- Hemophilia B: caused by a lack or decrease of clotting factor IX.
Hemophilia symptoms include excessive bleeding and easy bruising. The severity of symptoms depends on how low the level of clotting factors is in the blood.
- Bleeding can occur externally or internally.
- Any wound, cut, bite, or dental injury can lead to excessive external bleeding.
- Spontaneous nosebleeds are common.
- There may be prolonged or continued bleeding after bleeding previously ceased.
- Signs of excessive internal bleeding include blood in the urine or stools, and large, deep bruises.
- Bleeding can also happen within joints, like knees and elbows, causing them to become swollen, hot to the touch, and painful to move.
- A person with hemophilia may experience internal bleeding in the brain following a bump on the head.
- Symptoms of brain bleeding can include headaches, vomiting, lethargy, behavioral changes, clumsiness, vision problems, paralysis, and seizures.
Early diagnosis is imperative
Early diagnosis plays a critical role in hemophilia management. Many hemophilia cases with complications are treated as cases of arthritis, and many are treated surgically because they have been misdiagnosed as cases of appendicitis. Unfortunately, diagnosis of hemophilia is not suspected in certain situations. Most young populations are tested without checking their coagulation ability and sometimes, hemophilia is only suspected after 2-3 days of surgery when bleeding still continues.
In the first 6 months of a baby’s life, it’s difficult to identify this condition as they still haven’t learned to walk and therefore don’t fall as often. However, post crawling if parents start seeing bumps, bruises, bleeding near the joint, it is important to discuss it with your doctor and get necessary tests done.
Diagnostic tests also need to be performed at extremely specialized coagulation laboratories, as those not equipped and experienced enough to perform them may fail to diagnose the disease or diagnose it incorrectly. This may lead to several complications, including resistance to treatment and viral infections from human clotting factors, along with damage to joints, muscles, and other body parts.
Options for screening and treatment options
Screening tests such as Complete Blood Count (CBC), activated partial thromboplastin time, prothrombin time and fibrinogen help detect if the blood is clotting properly. clotting factor tests are carried to diagnose a bleeding disorder, type of hemophilia and its severity.
With the ongoing second wave of COVID-19, PRICE therapy (Protection, Rest, Ice Application, Compression and Limb Elevation) commenced at the earliest hint of a bleed is recommended for home management.

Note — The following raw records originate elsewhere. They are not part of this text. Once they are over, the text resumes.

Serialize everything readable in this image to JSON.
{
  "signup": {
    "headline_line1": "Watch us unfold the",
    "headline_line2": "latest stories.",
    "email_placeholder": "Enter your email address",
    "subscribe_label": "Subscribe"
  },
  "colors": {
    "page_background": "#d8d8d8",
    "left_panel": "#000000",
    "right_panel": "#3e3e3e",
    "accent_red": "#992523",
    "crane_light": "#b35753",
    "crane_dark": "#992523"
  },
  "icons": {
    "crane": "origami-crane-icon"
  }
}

The present treatment options include Factor VIII replacement therapies, bypassing agents for people who develop inhibitors and Factor VIII mimic. The older method of giving factor replacement was called ‘on demand.’ This means when a patient suffers from a swelling of the joint or has an injury, after the problem occurs injections of the factor are given. A better way of treatment is called prophylaxis; or simply put preventative as opposed to on demand. In these regular small doses of factor are given to the patient before a joint bleed. The end result of treatment is much better in prophylaxis v/s on-demand.
Lastly, there is no cure for such rare disorders. However, you can manage this condition effectively by early diagnosis and appropriate treatment. Patients need to ensure regular check-ups, especially if they have a family history of this disease, regular sessions with physiotherapists, as physiotherapy plays a crucial role in treating hemophilia patients with pain reduction as well as in restoring joint mobility. This helps them to have an active and near to normal life.

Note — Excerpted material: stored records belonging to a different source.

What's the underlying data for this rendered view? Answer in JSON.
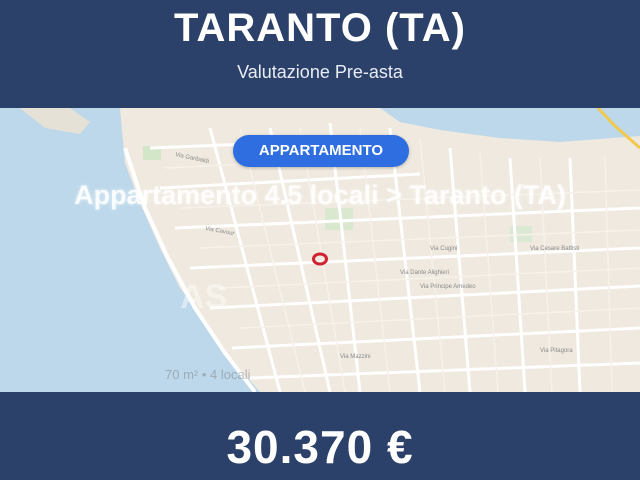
{
  "header": {
    "title": "TARANTO (TA)",
    "subtitle": "Valutazione Pre-asta"
  },
  "listing": {
    "badge": "APPARTAMENTO",
    "title": "Appartamento 4.5 locali > Taranto (TA)",
    "details": "70 m²  •  4 locali"
  },
  "map": {
    "marker_icon": "location-ring-icon",
    "watermark": "AS"
  },
  "footer": {
    "price": "30.370 €"
  },
  "colors": {
    "header_bg": "#2c4169",
    "badge_bg": "#2f6ee0",
    "marker": "#d0222e",
    "water": "#bcd8ea",
    "land": "#efe9df"
  }
}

(The author is MD Pathology, President of Karnataka Hemophilia Society, and Professor of Pathology, JJM Medical College, Davangere. The article is for informational purposes only. Please consult experts and medical professionals before starting any therapy or medication. Views expressed are personal and do not reflect the official position or policy of the Financial Express Online.)